This invention describes a technical advancement in human tissue digestion that allows for the successful profiling of tumor infiltrating lymphocytes (TILs) by flow cytometry. Using this digestion method, UCSF researchers were able to determine that patients with 30% or more TILs with high expression of biomarkers PD-1 and CTLA-4 are likely to respond to anti-PD-1 cancer immunotherapy.
The incidence of melanoma has increased 15 times in the last 40 years and accounts for the majority of skin cancer deaths. Consequently, it’s becoming increasingly important to rapidly determine the most effective treatment for this aggressive form of cancer. In recent years, immunotherapy has emerged as an effective treatment option for melanomas that don’t respond to prior treatment and has expanded to become a first-line treatment for unresectable or metastatic melanoma, however, only about 20% of patients respond to these treatments. Until now, there have been no methods that predict response to melanoma immunotherapy. UCSF researchers developed a tissue digestion protocol that allowed the profiling of TILs to predict melanoma patient response to anti-PD-1 therapy. This could eliminate time wasted on inappropriate treatment plans, expediting the use of an effective therapy and improving clinical outcomes.
This novel invention provides the following advantages:
Scientists at the University of California, San Francisco have identified biomarkers that can be used to predict melanoma’s responsiveness anti-PD-1 therapy. An advanced tissue digestion protocol allowed researchers to use flow cytometry to identify that TILs expressing high levels of CTLA-4 and PD-1 predict a clinical response to anti-PD-1 therapy with a positive predictive value of 82%. This tool will be highly valuable for clinicians to rapidly decide whether or not to proceed with anti-PD-1 immunotherapy therapy or an alternative treatment plan.

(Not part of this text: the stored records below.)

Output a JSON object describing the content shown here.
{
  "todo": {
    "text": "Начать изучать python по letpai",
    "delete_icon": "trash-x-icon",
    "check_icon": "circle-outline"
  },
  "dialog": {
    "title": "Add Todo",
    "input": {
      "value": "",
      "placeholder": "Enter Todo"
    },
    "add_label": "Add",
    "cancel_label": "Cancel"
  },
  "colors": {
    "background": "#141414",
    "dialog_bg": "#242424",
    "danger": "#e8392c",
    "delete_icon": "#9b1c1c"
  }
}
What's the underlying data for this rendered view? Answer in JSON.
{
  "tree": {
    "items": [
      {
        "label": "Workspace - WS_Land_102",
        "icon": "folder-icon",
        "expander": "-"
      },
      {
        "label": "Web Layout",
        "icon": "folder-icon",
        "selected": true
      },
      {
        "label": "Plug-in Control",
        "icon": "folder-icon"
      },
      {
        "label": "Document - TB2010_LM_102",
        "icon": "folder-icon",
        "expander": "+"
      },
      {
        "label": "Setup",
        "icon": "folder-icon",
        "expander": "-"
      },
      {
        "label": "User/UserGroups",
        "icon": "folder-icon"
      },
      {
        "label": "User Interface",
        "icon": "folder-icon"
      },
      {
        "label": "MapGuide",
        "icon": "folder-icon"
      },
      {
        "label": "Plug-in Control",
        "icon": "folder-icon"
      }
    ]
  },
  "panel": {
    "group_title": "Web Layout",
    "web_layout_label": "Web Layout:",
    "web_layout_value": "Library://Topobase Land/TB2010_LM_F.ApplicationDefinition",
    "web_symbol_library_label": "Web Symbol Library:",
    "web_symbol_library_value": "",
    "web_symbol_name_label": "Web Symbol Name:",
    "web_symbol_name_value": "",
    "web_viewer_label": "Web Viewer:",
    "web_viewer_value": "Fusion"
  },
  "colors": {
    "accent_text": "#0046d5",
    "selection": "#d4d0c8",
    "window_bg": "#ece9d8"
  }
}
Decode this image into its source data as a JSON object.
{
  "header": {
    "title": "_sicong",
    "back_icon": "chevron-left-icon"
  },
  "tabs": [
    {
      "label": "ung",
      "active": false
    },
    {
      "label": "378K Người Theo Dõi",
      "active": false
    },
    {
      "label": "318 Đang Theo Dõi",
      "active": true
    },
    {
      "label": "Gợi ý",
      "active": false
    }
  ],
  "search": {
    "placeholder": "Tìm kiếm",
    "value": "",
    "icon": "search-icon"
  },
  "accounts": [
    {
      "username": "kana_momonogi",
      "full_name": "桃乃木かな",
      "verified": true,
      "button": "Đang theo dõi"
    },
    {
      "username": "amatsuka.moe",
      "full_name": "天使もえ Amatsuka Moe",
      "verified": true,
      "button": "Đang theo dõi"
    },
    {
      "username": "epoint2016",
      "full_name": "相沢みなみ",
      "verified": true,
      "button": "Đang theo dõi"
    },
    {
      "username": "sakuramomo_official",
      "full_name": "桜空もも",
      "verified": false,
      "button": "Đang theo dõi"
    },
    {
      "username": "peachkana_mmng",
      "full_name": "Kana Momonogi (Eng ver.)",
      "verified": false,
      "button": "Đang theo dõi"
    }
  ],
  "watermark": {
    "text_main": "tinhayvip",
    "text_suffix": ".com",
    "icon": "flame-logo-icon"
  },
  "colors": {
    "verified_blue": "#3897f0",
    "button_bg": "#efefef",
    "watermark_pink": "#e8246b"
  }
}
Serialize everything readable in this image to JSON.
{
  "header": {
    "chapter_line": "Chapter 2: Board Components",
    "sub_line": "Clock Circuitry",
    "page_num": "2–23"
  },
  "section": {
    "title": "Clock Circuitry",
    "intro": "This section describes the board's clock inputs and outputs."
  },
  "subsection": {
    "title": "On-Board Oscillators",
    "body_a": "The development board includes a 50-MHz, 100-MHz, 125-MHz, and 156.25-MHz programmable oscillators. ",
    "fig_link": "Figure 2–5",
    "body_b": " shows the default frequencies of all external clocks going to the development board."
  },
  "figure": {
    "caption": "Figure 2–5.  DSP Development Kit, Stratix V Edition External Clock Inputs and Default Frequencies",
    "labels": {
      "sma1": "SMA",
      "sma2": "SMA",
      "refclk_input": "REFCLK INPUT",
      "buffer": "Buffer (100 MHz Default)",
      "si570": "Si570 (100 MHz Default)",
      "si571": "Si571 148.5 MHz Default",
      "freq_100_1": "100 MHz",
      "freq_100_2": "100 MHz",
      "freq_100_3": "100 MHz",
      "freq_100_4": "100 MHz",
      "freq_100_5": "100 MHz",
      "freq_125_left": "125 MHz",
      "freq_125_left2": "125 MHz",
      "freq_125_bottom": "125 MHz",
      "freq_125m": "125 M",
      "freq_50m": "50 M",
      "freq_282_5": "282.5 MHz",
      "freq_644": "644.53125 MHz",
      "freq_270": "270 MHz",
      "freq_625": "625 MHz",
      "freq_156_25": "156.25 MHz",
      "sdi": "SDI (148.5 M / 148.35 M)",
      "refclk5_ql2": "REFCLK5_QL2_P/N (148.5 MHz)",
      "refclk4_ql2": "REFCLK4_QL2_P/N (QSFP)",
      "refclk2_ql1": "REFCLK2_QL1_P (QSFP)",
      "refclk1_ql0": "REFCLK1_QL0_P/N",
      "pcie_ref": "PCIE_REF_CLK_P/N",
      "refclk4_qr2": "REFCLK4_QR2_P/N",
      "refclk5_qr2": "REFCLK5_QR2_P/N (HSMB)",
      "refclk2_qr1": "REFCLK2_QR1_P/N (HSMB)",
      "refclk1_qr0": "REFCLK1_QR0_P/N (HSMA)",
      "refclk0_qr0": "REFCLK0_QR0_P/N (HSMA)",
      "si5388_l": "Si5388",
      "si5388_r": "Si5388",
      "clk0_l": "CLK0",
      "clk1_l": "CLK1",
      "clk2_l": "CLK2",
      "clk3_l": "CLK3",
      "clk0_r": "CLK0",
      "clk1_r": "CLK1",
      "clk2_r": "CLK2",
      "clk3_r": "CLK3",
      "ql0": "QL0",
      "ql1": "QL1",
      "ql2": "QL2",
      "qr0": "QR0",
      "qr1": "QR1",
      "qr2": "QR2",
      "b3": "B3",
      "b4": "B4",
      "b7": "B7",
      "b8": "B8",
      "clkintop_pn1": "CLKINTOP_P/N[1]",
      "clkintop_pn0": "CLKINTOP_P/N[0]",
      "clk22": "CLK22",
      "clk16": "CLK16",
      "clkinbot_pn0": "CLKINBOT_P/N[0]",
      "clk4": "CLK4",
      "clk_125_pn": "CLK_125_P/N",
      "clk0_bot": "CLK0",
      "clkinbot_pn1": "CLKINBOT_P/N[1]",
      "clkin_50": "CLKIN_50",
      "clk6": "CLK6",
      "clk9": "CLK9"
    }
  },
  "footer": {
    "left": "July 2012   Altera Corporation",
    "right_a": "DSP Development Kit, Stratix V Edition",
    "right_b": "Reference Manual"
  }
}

To develop and commercialize this technology as a tool for identifying anti-PD-1 responsive tumors.